Human perception is a fascinating thing. Every day, we labour under the assumption that everything that we need to see or hear, touch or taste is delivered to our brains for us to react to accordingly, in spite of modern science allowing us to know that there are plenty of things that the human eye cannot see, or the human ear hear. What if these unseen elements in our world were only the tip of the iceberg though? What if there are even more important things hiding in plain sight that we simply can't detect?
Myriad Colors Phantom World imagines just such a world - one where an experimental virus has changed the brain chemistry of the entire human race, with it enabling us to see the unseen. Most notably, this includes "phantoms", creatures from another dimension, some of which are harmless while others are liable to cause all kinds of mischief of varying degrees. Thankfully, humanity isn't left completely unprotected against the phantoms, as a rare breed of children born after the virus outbreak can do more than just see their foes - they've also inherited powers that allow them to actively combat them.
Thus, we can effectively boil down Myriad Colors Phantom World into a single, dreaded phrase: "Magical high school series". It's a genre which seems to be easy pickings given the plethora of (mostly lazy) manga and light novels based around such a premise even if most of them have hardly been ground-breaking or impressive works, but surely Kyoto Animation have found a hidden diamond in the rough, especially given that this anime adaptation is based upon a light novel series that the studio themselves are publishing?
Well... no. Chip away the admittedly glossy coat of paint that shimmers beautifully on the surface, and what we find is another tired old magical high school series that feels like an exercise in box ticking.
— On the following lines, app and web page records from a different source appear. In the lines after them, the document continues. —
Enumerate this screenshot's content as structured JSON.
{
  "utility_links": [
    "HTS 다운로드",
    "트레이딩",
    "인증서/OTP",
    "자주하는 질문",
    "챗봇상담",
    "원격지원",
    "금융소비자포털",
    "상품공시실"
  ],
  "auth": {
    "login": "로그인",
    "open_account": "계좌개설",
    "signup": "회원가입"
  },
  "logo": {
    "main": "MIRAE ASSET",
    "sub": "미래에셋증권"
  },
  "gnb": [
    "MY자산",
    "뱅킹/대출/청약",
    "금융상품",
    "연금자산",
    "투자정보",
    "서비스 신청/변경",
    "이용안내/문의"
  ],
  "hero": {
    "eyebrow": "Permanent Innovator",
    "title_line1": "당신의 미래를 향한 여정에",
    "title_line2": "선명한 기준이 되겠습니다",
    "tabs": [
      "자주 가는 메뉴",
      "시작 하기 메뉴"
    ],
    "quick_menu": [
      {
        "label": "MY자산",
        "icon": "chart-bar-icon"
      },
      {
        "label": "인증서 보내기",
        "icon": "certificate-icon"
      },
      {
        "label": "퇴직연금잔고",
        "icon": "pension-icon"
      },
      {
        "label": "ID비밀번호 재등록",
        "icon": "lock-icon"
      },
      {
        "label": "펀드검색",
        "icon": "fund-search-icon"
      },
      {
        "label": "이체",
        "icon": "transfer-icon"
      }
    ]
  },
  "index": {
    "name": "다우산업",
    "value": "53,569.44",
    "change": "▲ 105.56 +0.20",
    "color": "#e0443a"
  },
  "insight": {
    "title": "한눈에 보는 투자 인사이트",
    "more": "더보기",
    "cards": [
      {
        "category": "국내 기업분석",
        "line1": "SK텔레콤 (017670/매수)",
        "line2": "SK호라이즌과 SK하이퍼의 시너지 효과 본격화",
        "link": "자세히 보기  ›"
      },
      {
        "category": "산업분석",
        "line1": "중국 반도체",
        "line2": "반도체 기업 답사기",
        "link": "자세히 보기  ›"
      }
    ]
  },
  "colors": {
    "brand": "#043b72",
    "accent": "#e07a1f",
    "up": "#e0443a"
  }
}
I'll be the first to admit that the core of its premise feels like a smart idea ripe with potential, but that sense of originality wears off within minutes to leave us with a predictable cavalcade of low-level fan service, bland characters and episodic "monster of week" fare that really couldn't be any more forgettable if it tried.
One suspects that the more generic elements of the series would have held up better had the show had some interesting characters to work with, but instead our cast is anything but - Haruhiko Ichijo is a bland protagonist, partner in phantom-fighting Mai Kawakami is at least served better with a little character development in episode three but that doesn't stop her being unremarkable, and the remainder of the cast are yet to prove themselves to be anything other than one-dimensional. Having said that, episode four of the series does at least suggest that it may have more strings to its bow, providing some character-driven drama and a change of pace without being too heavy-handed about it.
Let's hope that instalment isn't the exception that proves the rule, as for the most part even the series itself can't seem to muster up much enthusiasm for its subject matter - the existence of phantoms in the world is explained to a character in episode one via the most excruciatingly ham-fisted exposition ever, as Haruhiko effectively tells her that "everyone in the entire world knows all this stuff, but I'm going to spend several minutes spouting it at you anyway". It's the equivalent of turning to a friend in the pub whose just dropped his crisps, and telling him "I know you understand this perfectly, but let me explain to you in detail exactly how gravity works..." Thankfully, the storytelling does improve from this point forth, but little of it is remarkable enough to warrant comment - it's passable, but barely.
Oddly, it's actually around the edges of the series that we really find any truly interesting elements to comment upon; Mai's means of summoning her fighting abilities derived from Buddhist beliefs count as one of the most interesting parts of the show as a prime example of this, but the very fact we're scrabbling around in incidental materials to find subject matter for discussion speaks volumes.
It's hard to frame these opening episodes of Myriad Colors Phantom World as anything other than a disappointment. If you're on-board for the visuals then this series is a great looking one which makes full use of the myriad colours of the show's title paired with lots of great fluid animation (and no, we aren't just talking about Mai's hyperactive breasts), although even here it lacks the directorial flourishes you'll find in virtually any other Kyoto Animation title until that aforementioned fourth episode brings back a little of the studio's trademark magic. Move beyond these aesthetic qualities however, and you're left with a husk of a show - there's a hint that maybe it's finally found a good grounding from which to develop some compelling tales (and it certainly has the potential to do so from its core premise), but four episodes in we've only seen the briefest of sparks that threaten to ignite it.
Given such broad disappointment, here's a thought - why not spend the time you could spend watching this series to go and watch (or rewatch) Sound! Euphonium instead?
You can currently watch Myriad Colors Phantom World in streaming form on Crunchyroll.